Gentle Reader: My recent participation in the Facebook Page for Fans of U.S. Route 83 has caused me to reflect on the important touchstone that stretch of road has been for me and its vital role as corridor from North Dakota to Texas.
For virtually all of my life U.S. Highway 83 has been my pathway into respite and recreation then back to civilization. I’ve watched it grow from a rolling 2-lane, barely paved road to a straightened and widened 4-lane with turn lanes at congested junctions and even bypasses around city centers. It is the place where I get a pulse on north south commerce and fresh shrimp trucked to my city from near its southern terminus. I’ve watched the growth of energy development with electrical transmission lines crossing the highway and now wind farms and countless turbines are within easy view. Coal plants, oil wells and water diversion. From my house, I can hear the high-pitched hum of tires on its pavement.
More importantly, Highway 83 is the place where I connect to my roots. Family homesteads and family graves are within a few miles in North Dakota, South Dakota and Nebraska. From it, I keep watch over fields and flocks and migratory birds in the Central Flyway, planting and harvest.
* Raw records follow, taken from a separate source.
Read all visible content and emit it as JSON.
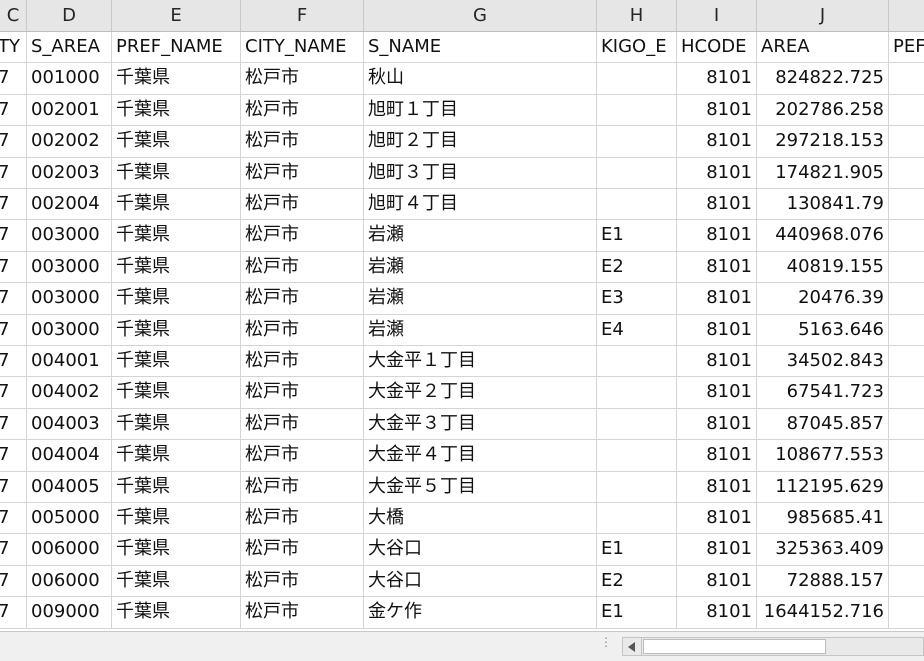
{
  "column_letters": [
    "C",
    "D",
    "E",
    "F",
    "G",
    "H",
    "I",
    "J",
    ""
  ],
  "field_headers": [
    "TY",
    "S_AREA",
    "PREF_NAME",
    "CITY_NAME",
    "S_NAME",
    "KIGO_E",
    "HCODE",
    "AREA",
    "PEF"
  ],
  "rows": [
    [
      "7",
      "001000",
      "千葉県",
      "松戸市",
      "秋山",
      "",
      "8101",
      "824822.725"
    ],
    [
      "7",
      "002001",
      "千葉県",
      "松戸市",
      "旭町１丁目",
      "",
      "8101",
      "202786.258"
    ],
    [
      "7",
      "002002",
      "千葉県",
      "松戸市",
      "旭町２丁目",
      "",
      "8101",
      "297218.153"
    ],
    [
      "7",
      "002003",
      "千葉県",
      "松戸市",
      "旭町３丁目",
      "",
      "8101",
      "174821.905"
    ],
    [
      "7",
      "002004",
      "千葉県",
      "松戸市",
      "旭町４丁目",
      "",
      "8101",
      "130841.79"
    ],
    [
      "7",
      "003000",
      "千葉県",
      "松戸市",
      "岩瀬",
      "E1",
      "8101",
      "440968.076"
    ],
    [
      "7",
      "003000",
      "千葉県",
      "松戸市",
      "岩瀬",
      "E2",
      "8101",
      "40819.155"
    ],
    [
      "7",
      "003000",
      "千葉県",
      "松戸市",
      "岩瀬",
      "E3",
      "8101",
      "20476.39"
    ],
    [
      "7",
      "003000",
      "千葉県",
      "松戸市",
      "岩瀬",
      "E4",
      "8101",
      "5163.646"
    ],
    [
      "7",
      "004001",
      "千葉県",
      "松戸市",
      "大金平１丁目",
      "",
      "8101",
      "34502.843"
    ],
    [
      "7",
      "004002",
      "千葉県",
      "松戸市",
      "大金平２丁目",
      "",
      "8101",
      "67541.723"
    ],
    [
      "7",
      "004003",
      "千葉県",
      "松戸市",
      "大金平３丁目",
      "",
      "8101",
      "87045.857"
    ],
    [
      "7",
      "004004",
      "千葉県",
      "松戸市",
      "大金平４丁目",
      "",
      "8101",
      "108677.553"
    ],
    [
      "7",
      "004005",
      "千葉県",
      "松戸市",
      "大金平５丁目",
      "",
      "8101",
      "112195.629"
    ],
    [
      "7",
      "005000",
      "千葉県",
      "松戸市",
      "大橋",
      "",
      "8101",
      "985685.41"
    ],
    [
      "7",
      "006000",
      "千葉県",
      "松戸市",
      "大谷口",
      "E1",
      "8101",
      "325363.409"
    ],
    [
      "7",
      "006000",
      "千葉県",
      "松戸市",
      "大谷口",
      "E2",
      "8101",
      "72888.157"
    ],
    [
      "7",
      "009000",
      "千葉県",
      "松戸市",
      "金ケ作",
      "E1",
      "8101",
      "1644152.716"
    ]
  ],
  "icons": {
    "scroll_left": "triangle-left-icon",
    "split_handle": "vertical-dots-icon"
  }
}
I watch the sloughs for how much rain we’ve had or haven’t. I see the seasons and the years come and go and I simply watch life. Grandpa Scott never called it Highway 83. It was just the Main Artery. Indeed.
Over this past summer, I’ve composed several haiku on and about Highway 83. Come take a ride with me:
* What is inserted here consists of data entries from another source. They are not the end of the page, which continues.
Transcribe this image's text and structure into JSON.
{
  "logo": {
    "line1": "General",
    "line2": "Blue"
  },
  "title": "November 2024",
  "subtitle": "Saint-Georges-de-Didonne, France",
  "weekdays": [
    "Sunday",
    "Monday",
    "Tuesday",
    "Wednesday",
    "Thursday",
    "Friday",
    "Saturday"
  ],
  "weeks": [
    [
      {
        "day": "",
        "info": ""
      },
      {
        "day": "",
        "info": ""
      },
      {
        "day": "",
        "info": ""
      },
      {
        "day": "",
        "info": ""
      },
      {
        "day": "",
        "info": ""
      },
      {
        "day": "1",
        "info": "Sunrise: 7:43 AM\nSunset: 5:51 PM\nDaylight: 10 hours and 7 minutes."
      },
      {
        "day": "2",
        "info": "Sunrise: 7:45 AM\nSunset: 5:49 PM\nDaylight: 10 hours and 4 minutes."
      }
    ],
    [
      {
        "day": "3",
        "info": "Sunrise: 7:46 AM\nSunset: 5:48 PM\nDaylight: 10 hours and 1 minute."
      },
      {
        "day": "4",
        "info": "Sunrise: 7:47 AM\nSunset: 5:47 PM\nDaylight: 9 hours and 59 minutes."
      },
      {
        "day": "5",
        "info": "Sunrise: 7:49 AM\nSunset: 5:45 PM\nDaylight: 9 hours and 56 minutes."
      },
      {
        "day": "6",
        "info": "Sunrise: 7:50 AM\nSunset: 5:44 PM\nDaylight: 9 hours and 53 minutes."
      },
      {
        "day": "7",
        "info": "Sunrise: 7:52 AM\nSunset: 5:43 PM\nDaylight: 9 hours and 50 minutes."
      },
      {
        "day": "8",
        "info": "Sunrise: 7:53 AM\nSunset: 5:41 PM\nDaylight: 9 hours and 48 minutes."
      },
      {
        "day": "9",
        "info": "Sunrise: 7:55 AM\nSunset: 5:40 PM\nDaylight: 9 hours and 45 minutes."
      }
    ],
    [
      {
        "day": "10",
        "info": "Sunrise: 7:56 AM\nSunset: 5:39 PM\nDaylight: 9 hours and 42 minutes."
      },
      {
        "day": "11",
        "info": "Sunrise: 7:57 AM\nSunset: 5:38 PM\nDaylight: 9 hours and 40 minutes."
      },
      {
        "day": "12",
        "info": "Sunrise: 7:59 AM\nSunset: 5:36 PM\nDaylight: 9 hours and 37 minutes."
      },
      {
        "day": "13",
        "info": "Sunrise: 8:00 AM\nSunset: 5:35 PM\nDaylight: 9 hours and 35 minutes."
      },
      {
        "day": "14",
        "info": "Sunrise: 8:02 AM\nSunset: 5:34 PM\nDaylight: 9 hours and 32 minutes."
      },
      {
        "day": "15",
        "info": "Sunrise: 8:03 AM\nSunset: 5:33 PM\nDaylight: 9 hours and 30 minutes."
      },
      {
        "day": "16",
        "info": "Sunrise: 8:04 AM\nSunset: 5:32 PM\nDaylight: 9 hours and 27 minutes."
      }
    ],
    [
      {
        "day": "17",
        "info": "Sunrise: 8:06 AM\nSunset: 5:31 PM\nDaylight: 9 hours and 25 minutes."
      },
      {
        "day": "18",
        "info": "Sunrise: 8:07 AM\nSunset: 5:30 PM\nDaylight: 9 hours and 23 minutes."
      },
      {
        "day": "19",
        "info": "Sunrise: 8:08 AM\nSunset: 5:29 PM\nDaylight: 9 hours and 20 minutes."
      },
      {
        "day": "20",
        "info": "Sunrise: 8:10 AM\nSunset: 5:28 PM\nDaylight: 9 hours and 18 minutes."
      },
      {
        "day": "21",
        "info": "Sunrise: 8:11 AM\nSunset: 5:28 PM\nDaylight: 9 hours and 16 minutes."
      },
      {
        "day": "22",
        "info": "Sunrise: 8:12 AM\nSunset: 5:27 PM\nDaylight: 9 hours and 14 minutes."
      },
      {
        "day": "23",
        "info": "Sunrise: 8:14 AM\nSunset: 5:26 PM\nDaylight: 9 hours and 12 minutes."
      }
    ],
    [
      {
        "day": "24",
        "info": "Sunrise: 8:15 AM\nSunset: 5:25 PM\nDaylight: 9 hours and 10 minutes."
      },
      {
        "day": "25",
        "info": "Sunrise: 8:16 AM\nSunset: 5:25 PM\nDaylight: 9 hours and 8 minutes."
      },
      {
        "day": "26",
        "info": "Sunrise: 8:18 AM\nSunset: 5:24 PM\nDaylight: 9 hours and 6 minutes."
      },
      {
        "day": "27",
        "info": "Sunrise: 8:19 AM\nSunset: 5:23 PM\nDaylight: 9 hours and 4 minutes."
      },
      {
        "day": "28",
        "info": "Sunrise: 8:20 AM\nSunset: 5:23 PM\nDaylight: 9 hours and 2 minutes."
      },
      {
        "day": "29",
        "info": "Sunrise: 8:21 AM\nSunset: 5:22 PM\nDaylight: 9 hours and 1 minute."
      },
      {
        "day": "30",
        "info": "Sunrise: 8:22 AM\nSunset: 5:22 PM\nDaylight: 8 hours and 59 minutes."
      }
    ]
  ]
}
Churning charcoal clouds
Spill red rain on dusty buttes
Tail lights ribbon ahead
The long shadows stretch
From fields and trees and fence posts
Sun pools in the West
Kept by mile markers for each
Life’s blood through the corridor
Spans the continent